By: JACK M.
Information overload. Permanently connected. Pressure to conform. Addiction to social media, e-mailing, texting, tweeting, re-tweeting, liking and sharing. These are just a few of the oft-quoted reasons tossed around in today’s hyper-connected world that point to the seemingly undeniable evidence that many of us are losing our edge when it comes to our memory, our creativity and our comprehension skills. Study after study after study have shown that the marvels of the Internet age have taken their toll on our ability to concentrate and focus on the job at hand. Our sometimes blind dependence on smart phones, laptops, tablets and an endless choice of apps has dulled our senses and taxed our brains’ capacity to initiate and finish even the simplest of tasks, to the point where paralysing distraction and brain freeze have become frequent barriers to what otherwise should be the all-too-innate task of creative thinking.
There is, however, one easy-to-use and accessible tool that can stir up our creative juices and even reverse the cognitive malaise that we sometimes consider a permanent by-product of life in the fast lane. And that tool is handwriting—or, to be a little more precise, cursive handwriting. From scratching our thoughts into wet mud with a stick, to labouring over ancient parchment manuscripts using a quill and candlelight, to taking notes in classroom with a pencil and paper, writing is undeniably one of the greatest innovations that our species has come up with. It probably ranks up there with the invention of agriculture and the discovery of the atom. And in the six thousand or so years since our ancestors experimented with this mode of communication, writing has been done by hand. Only relatively recently has the art of writing been gradually and insidiously replaced by the typewriter, the keyboard, and now, the keypad. It seems that handwriting—sometimes referred to as longhand writing—is seen as out-dated and unnecessary.
And handing over this innate and adaptive ability to technology has come at a price. Our brains aren’t getting the workout that they would with handwriting, and functional magnetic resonance imaging (fMRI) studies have shown that handwriting (and cursive handwriting in particular) activates and stimulates areas of the brain—such as the amygdala, the cerebellum, the thalamus and the reticular activating system—that are not engaged through simply typing. Writing by hand also enhances synaptic activity between the left and right hemispheres of our brains.
Writing by hand is like playing a piano with both hands, and keyboarding is like playing that same piano with one finger.
Technical jargon aside, by moderating and reducing our overreliance on our devices, we gain a sharper long-term and short-term memory, a greater capacity to compose new ideas, an increased ability to connect new concepts, an improved attention to detail, a better grasp of grammar, and a broader and richer vocabulary. And it makes us better and faster readers. Perhaps most importantly, though, as University of Washington’s professor of educational psychology Virginia Berninger points out, handwriting is an essential tool for maintaining a good working memory, that all-important brain function used for processing and managing new information.

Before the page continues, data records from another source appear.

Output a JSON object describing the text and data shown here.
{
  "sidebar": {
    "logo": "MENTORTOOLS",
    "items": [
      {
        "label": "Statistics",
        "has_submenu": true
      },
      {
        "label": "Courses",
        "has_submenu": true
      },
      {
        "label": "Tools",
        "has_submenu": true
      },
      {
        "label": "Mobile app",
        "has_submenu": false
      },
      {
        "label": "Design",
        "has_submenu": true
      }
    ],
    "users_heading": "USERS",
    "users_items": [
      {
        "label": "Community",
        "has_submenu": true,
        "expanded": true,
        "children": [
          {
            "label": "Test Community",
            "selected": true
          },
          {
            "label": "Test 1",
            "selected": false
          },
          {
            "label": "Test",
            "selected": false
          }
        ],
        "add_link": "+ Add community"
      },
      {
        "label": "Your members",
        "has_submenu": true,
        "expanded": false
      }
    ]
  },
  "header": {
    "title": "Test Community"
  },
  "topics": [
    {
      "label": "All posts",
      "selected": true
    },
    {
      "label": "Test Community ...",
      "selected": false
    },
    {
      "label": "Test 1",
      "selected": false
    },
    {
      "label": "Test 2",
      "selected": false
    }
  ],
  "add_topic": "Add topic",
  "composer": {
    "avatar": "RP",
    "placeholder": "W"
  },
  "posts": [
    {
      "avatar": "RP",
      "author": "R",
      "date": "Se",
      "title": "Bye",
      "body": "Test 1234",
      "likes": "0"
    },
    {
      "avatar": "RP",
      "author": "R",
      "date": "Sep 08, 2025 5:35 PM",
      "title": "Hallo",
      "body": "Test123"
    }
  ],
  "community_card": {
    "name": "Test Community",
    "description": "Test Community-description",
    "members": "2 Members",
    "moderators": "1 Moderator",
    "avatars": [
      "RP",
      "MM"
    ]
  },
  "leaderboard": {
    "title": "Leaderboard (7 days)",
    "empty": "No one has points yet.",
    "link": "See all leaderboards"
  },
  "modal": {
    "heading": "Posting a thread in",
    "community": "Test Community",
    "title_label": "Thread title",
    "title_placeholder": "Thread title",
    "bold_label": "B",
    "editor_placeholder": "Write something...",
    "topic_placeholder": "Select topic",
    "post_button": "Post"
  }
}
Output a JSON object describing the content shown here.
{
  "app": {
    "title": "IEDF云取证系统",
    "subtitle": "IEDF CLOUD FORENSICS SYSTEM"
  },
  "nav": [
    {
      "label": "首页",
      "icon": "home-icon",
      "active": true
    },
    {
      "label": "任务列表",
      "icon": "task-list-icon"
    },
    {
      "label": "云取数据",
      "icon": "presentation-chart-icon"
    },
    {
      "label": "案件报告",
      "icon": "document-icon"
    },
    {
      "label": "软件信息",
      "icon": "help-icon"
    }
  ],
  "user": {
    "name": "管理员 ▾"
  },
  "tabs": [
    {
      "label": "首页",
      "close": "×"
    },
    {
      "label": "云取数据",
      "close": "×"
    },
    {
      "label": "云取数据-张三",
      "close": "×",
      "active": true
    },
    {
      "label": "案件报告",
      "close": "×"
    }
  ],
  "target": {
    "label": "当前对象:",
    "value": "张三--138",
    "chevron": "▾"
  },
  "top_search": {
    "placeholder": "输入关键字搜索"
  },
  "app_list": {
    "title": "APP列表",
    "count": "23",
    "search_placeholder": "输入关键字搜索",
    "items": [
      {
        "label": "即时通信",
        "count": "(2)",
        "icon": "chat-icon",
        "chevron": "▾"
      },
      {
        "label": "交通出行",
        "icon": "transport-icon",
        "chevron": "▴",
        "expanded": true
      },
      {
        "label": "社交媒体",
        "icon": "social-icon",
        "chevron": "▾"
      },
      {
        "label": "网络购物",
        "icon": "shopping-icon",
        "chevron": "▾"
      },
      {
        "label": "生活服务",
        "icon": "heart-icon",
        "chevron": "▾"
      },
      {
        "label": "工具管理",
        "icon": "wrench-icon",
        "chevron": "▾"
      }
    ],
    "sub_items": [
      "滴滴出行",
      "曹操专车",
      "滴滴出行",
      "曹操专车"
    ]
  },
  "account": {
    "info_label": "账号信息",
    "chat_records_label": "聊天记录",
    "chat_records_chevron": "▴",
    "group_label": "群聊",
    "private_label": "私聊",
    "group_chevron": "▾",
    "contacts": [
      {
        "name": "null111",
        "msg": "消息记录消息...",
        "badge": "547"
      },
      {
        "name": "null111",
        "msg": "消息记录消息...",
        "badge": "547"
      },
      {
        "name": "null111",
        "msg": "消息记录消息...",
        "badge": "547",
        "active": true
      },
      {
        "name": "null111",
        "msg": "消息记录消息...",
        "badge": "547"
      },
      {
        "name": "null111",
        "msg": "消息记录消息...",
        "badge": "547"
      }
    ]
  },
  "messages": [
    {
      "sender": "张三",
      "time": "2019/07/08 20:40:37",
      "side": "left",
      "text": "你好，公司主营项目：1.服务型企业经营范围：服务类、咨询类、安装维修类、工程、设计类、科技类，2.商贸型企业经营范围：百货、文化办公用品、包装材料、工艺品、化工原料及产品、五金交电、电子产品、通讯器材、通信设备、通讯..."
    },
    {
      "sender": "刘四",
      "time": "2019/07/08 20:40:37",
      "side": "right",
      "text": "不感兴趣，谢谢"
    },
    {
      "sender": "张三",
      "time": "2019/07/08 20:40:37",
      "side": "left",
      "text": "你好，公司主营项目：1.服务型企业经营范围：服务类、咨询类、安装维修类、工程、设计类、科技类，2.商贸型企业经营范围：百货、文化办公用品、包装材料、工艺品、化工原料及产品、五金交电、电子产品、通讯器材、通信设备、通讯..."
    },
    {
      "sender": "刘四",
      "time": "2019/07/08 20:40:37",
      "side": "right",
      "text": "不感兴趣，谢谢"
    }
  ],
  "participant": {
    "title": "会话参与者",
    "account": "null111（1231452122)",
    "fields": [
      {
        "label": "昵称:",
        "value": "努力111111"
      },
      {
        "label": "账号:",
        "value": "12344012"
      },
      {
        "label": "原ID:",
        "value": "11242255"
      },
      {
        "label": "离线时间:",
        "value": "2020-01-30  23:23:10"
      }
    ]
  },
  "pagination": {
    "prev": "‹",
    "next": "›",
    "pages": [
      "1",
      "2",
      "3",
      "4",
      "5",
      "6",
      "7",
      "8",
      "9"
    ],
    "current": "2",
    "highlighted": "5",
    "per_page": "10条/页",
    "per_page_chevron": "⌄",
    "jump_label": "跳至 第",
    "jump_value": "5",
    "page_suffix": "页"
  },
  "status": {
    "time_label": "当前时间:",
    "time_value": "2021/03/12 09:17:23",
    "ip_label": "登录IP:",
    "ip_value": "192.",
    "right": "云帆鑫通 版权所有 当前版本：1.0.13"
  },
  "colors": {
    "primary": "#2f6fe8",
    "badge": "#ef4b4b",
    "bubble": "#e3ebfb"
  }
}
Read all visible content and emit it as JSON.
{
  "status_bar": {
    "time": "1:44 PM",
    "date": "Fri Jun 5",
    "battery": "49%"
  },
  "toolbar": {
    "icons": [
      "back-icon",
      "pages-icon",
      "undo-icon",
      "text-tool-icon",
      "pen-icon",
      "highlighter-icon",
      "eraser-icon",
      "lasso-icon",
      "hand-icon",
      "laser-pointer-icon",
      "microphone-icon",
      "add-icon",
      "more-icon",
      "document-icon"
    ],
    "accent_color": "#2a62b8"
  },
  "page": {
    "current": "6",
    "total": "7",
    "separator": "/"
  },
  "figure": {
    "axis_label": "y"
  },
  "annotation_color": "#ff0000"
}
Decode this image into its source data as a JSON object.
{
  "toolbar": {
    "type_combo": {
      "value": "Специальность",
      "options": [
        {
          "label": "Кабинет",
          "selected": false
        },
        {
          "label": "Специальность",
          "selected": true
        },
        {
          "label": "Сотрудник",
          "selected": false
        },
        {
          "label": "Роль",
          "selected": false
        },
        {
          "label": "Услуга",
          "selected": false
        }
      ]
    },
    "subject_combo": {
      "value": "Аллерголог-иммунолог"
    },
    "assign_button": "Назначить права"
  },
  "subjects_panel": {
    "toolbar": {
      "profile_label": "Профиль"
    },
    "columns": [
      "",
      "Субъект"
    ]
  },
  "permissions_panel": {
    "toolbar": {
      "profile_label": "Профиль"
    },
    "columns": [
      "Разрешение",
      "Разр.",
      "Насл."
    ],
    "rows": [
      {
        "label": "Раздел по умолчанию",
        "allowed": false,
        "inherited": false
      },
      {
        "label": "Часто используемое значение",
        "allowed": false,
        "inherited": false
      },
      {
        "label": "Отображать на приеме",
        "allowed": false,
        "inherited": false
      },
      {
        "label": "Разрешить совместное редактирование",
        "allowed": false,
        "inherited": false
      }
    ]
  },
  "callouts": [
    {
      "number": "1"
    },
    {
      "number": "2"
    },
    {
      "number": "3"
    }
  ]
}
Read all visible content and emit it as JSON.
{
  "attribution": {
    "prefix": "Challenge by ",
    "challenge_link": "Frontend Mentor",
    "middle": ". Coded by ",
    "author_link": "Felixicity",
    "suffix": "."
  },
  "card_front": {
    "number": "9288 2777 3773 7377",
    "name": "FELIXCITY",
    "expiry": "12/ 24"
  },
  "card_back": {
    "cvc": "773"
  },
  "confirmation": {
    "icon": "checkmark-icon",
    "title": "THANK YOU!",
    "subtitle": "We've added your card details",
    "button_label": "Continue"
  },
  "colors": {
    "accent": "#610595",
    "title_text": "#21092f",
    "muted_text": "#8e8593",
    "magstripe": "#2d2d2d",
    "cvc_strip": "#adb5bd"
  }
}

If you’re a student, you’ll definitely be doing yourself a favour by taking handwritten notes instead of keyboarding. “The very feature that makes laptop note-taking so appealing—the ability to take notes more quickly—was what undermined learning,” suggested University of Nebraska’s psychologist Kenneth Kiewra. Students in the United States who hand-write the essay portion of the SAT have shown consistently better results over their counterparts who used their devices to compose their essays. And if you’re trying to learn a foreign language, your comprehension time will be significantly reduced by hand writing.
Writing the old-fashioned way is significantly less distracting than spending the time on your laptop or tablet, and proficient users actually compose and write more words in any given time span than they would on a computer. What do famous authors such as Joyce Carol Oates, Margaret Atwood, Danielle Steel and Tom Wolfe have in common? That’s right…they sit down with a pen and paper to write their novels. So, if you’re about to brush up on your résumé, or prepare that report for your boss, or submit that article to your school newspaper, give your eyes a break and give your brain a boost; try putting your keypad or keyboard away for a bit and pick up a pen and a sheet of paper. You’ll be very pleasantly surprised.